Records from a data collection
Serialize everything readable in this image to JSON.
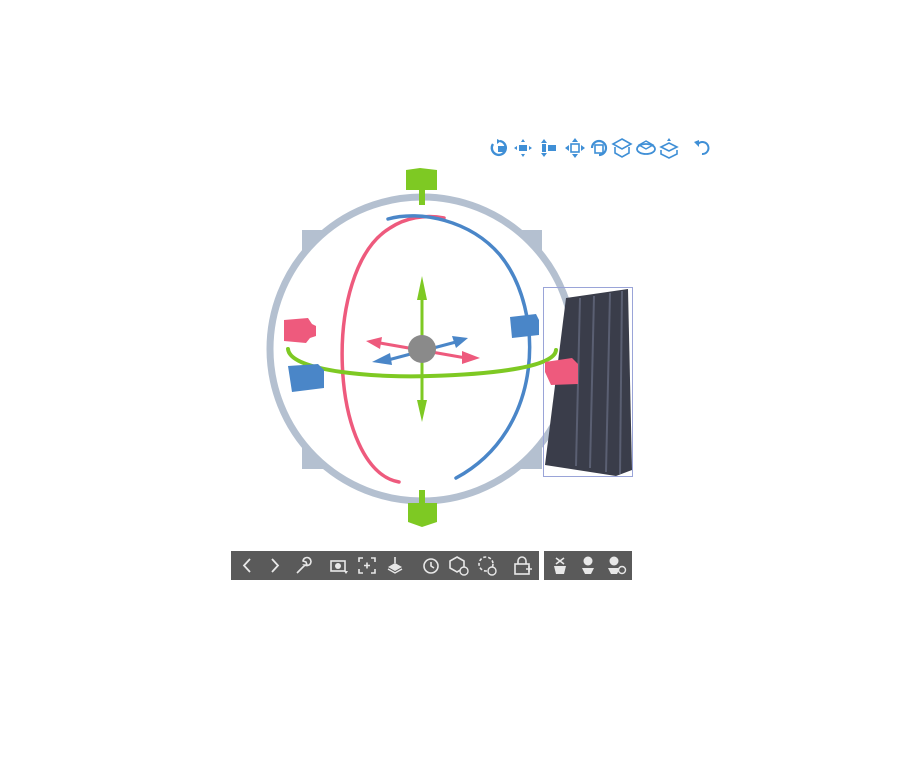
{
  "colors": {
    "x_axis": "#ee5a7d",
    "y_axis": "#7ec923",
    "z_axis": "#4a86c8",
    "ring": "#b4c0d0",
    "toolbar_icon": "#3f8fd6",
    "bottom_bar_bg": "#5a5a5a",
    "bottom_bar_icon": "#e8e8e8",
    "object_dark": "#3a3d4a",
    "selection_box": "#9aa4d8"
  },
  "top_toolbar": {
    "icons": [
      "camera-rotate-icon",
      "camera-pan-icon",
      "camera-dolly-icon",
      "object-move-icon",
      "object-rotate-icon",
      "object-move-plane-icon",
      "object-rotate-plane-icon",
      "object-fit-ground-icon",
      "undo-icon"
    ]
  },
  "bottom_toolbar": {
    "icons": [
      "previous-icon",
      "next-icon",
      "wrench-icon",
      "camera-preset-icon",
      "fit-to-view-icon",
      "ground-place-icon",
      "reset-rotation-icon",
      "reset-object-icon",
      "reset-all-icon",
      "lock-add-icon"
    ],
    "secondary_icons": [
      "pose-hand-icon",
      "pose-body-icon",
      "pose-settings-icon"
    ]
  }
}
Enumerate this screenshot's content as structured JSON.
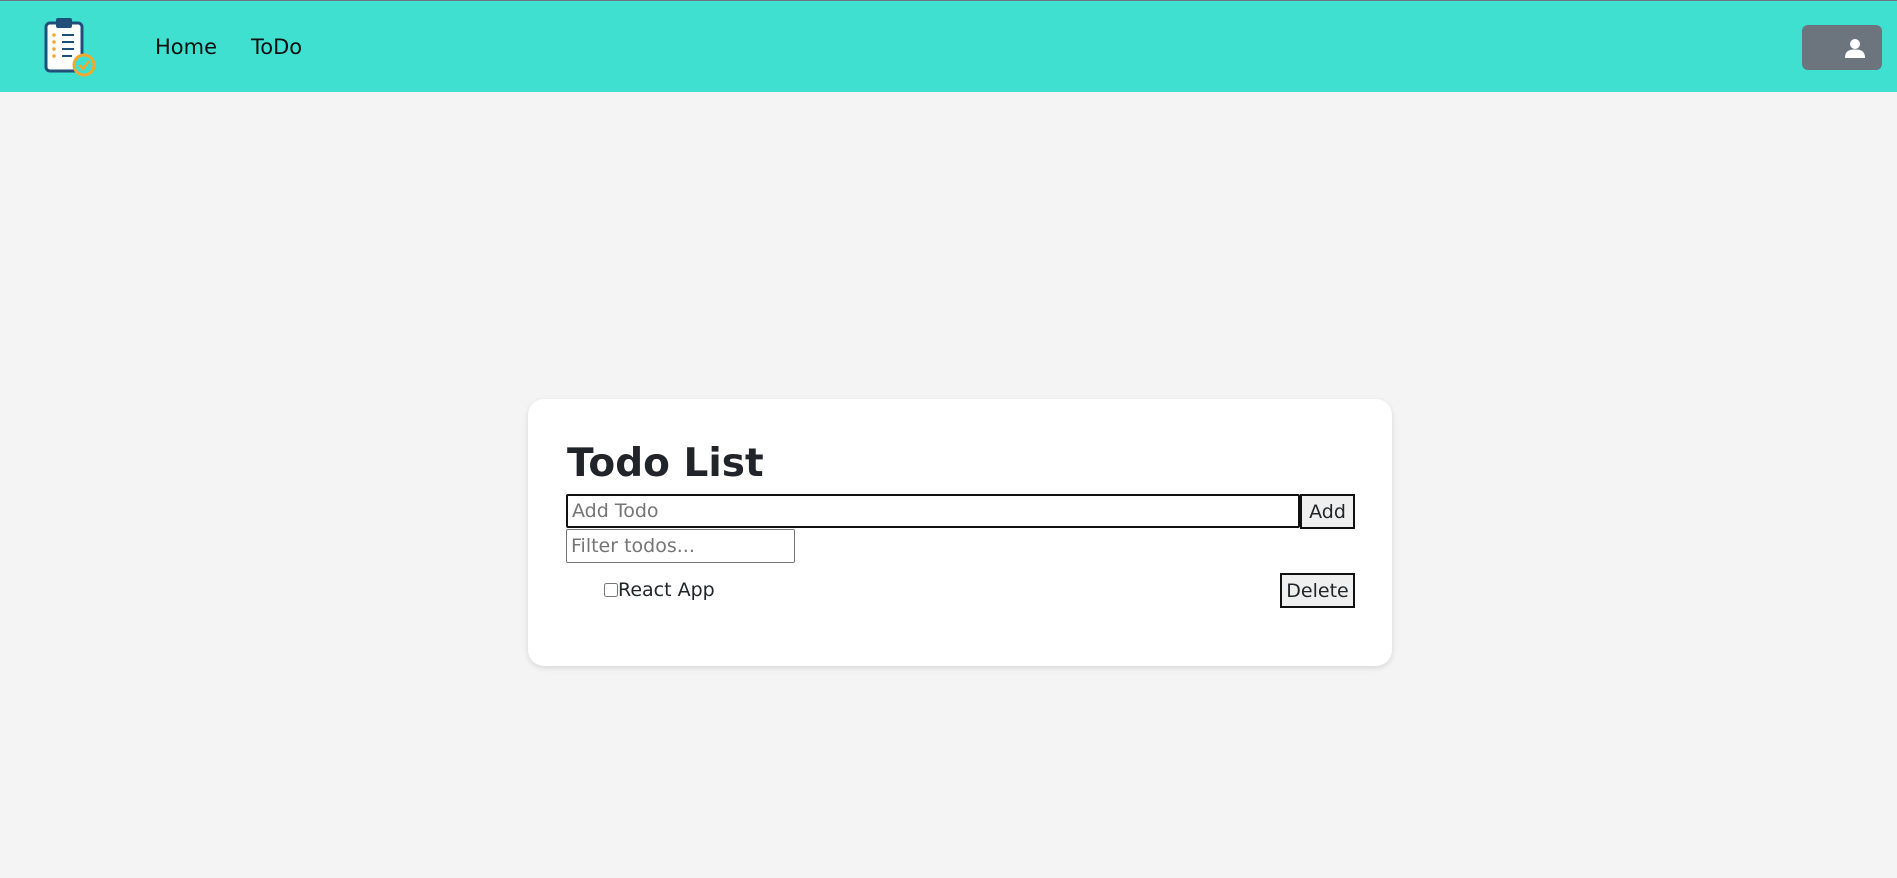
{
  "navbar": {
    "logo_icon": "clipboard-check-icon",
    "links": [
      {
        "label": "Home"
      },
      {
        "label": "ToDo"
      }
    ],
    "user_icon": "user-icon",
    "background": "#40e0d0",
    "user_button_color": "#6c757d"
  },
  "todo": {
    "title": "Todo List",
    "add_placeholder": "Add Todo",
    "add_value": "",
    "add_label": "Add",
    "filter_placeholder": "Filter todos...",
    "filter_value": "",
    "items": [
      {
        "label": "React App",
        "checked": false,
        "delete_label": "Delete"
      }
    ]
  }
}
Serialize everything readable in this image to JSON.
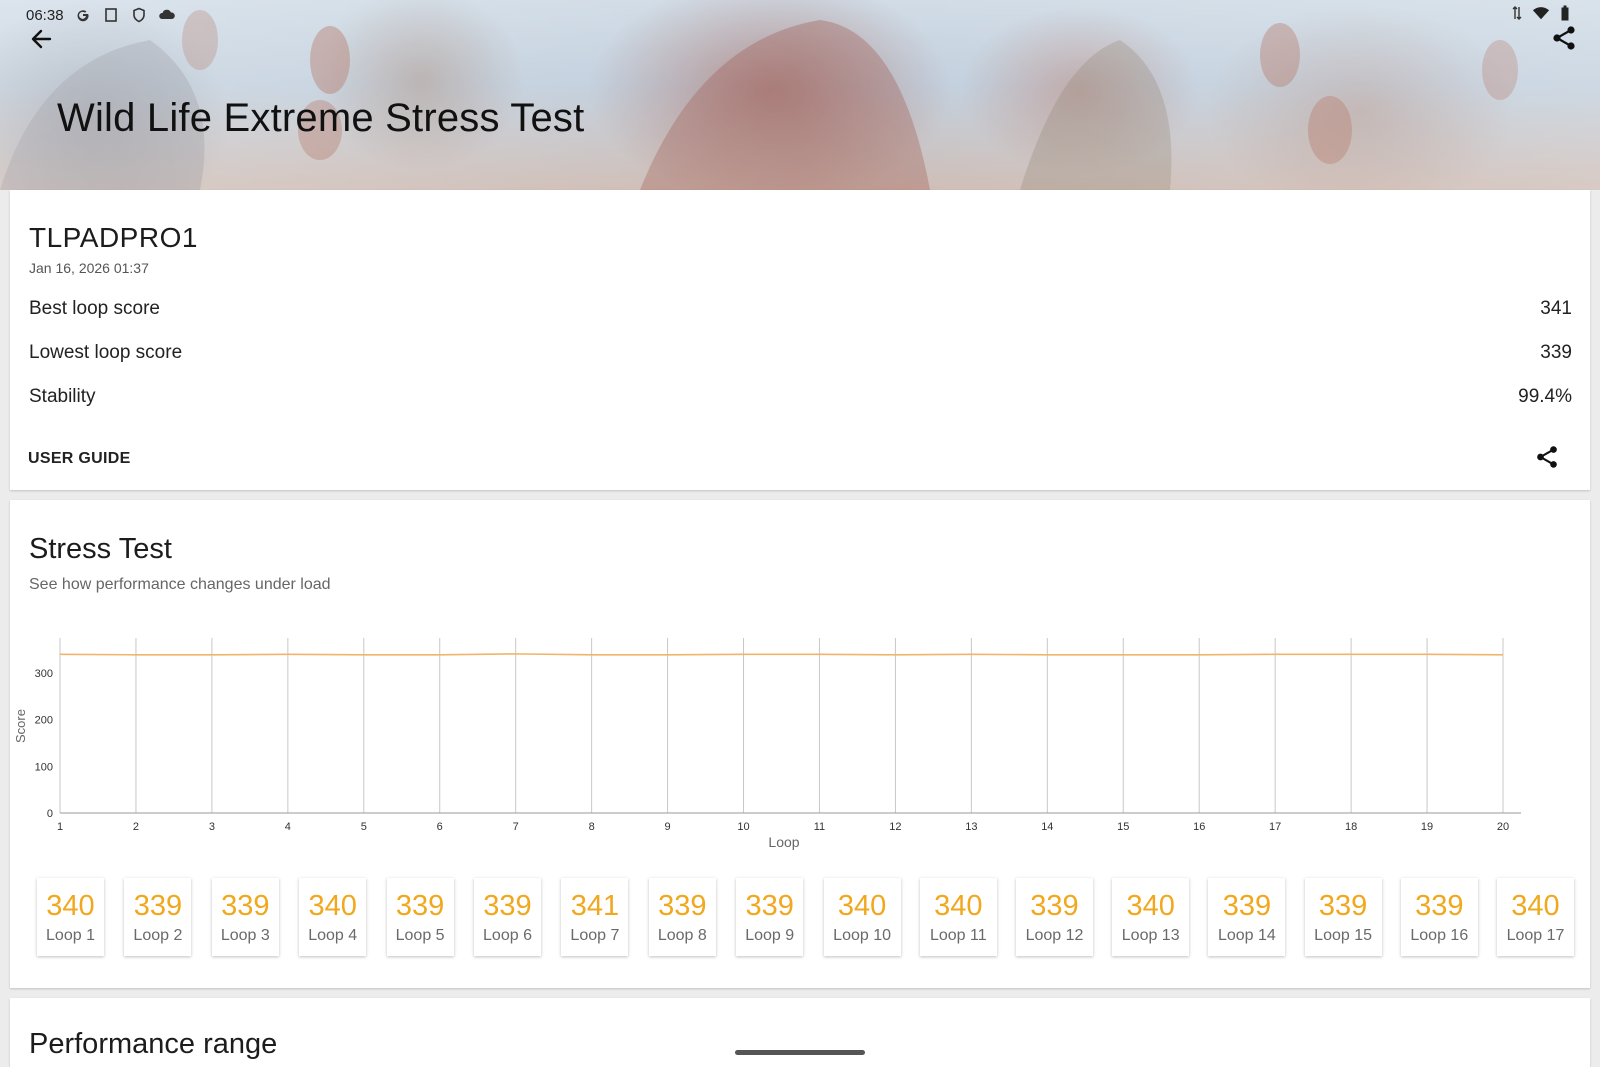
{
  "status_bar": {
    "time": "06:38",
    "left_icons": [
      "google-g-icon",
      "screenshot-icon",
      "shield-icon",
      "cloud-icon"
    ],
    "right_icons": [
      "data-transfer-icon",
      "wifi-icon",
      "battery-icon"
    ]
  },
  "header": {
    "title": "Wild Life Extreme Stress Test",
    "back_icon": "arrow-left-icon",
    "share_icon": "share-icon"
  },
  "summary": {
    "device_name": "TLPADPRO1",
    "date": "Jan 16, 2026 01:37",
    "metrics": [
      {
        "label": "Best loop score",
        "value": "341"
      },
      {
        "label": "Lowest loop score",
        "value": "339"
      },
      {
        "label": "Stability",
        "value": "99.4%"
      }
    ],
    "user_guide_label": "USER GUIDE"
  },
  "stress_test": {
    "title": "Stress Test",
    "subtitle": "See how performance changes under load"
  },
  "chart_data": {
    "type": "line",
    "x": [
      1,
      2,
      3,
      4,
      5,
      6,
      7,
      8,
      9,
      10,
      11,
      12,
      13,
      14,
      15,
      16,
      17,
      18,
      19,
      20
    ],
    "series": [
      {
        "values": [
          340,
          339,
          339,
          340,
          339,
          339,
          341,
          339,
          339,
          340,
          340,
          339,
          340,
          339,
          339,
          339,
          340,
          340,
          340,
          339
        ]
      }
    ],
    "xlabel": "Loop",
    "ylabel": "Score",
    "yticks": [
      0,
      100,
      200,
      300
    ],
    "ylim": [
      0,
      375
    ],
    "grid": "vertical",
    "line_color": "#f0b56a"
  },
  "loop_tiles": [
    {
      "score": "340",
      "label": "Loop 1"
    },
    {
      "score": "339",
      "label": "Loop 2"
    },
    {
      "score": "339",
      "label": "Loop 3"
    },
    {
      "score": "340",
      "label": "Loop 4"
    },
    {
      "score": "339",
      "label": "Loop 5"
    },
    {
      "score": "339",
      "label": "Loop 6"
    },
    {
      "score": "341",
      "label": "Loop 7"
    },
    {
      "score": "339",
      "label": "Loop 8"
    },
    {
      "score": "339",
      "label": "Loop 9"
    },
    {
      "score": "340",
      "label": "Loop 10"
    },
    {
      "score": "340",
      "label": "Loop 11"
    },
    {
      "score": "339",
      "label": "Loop 12"
    },
    {
      "score": "340",
      "label": "Loop 13"
    },
    {
      "score": "339",
      "label": "Loop 14"
    },
    {
      "score": "339",
      "label": "Loop 15"
    },
    {
      "score": "339",
      "label": "Loop 16"
    },
    {
      "score": "340",
      "label": "Loop 17"
    }
  ],
  "performance_range": {
    "title": "Performance range"
  },
  "colors": {
    "accent_orange": "#f0a81f",
    "chart_line": "#f0b56a"
  }
}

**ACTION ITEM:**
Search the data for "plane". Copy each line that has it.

**TASK SOLUTION:**
      "object-move-plane-icon",
      "object-rotate-plane-icon",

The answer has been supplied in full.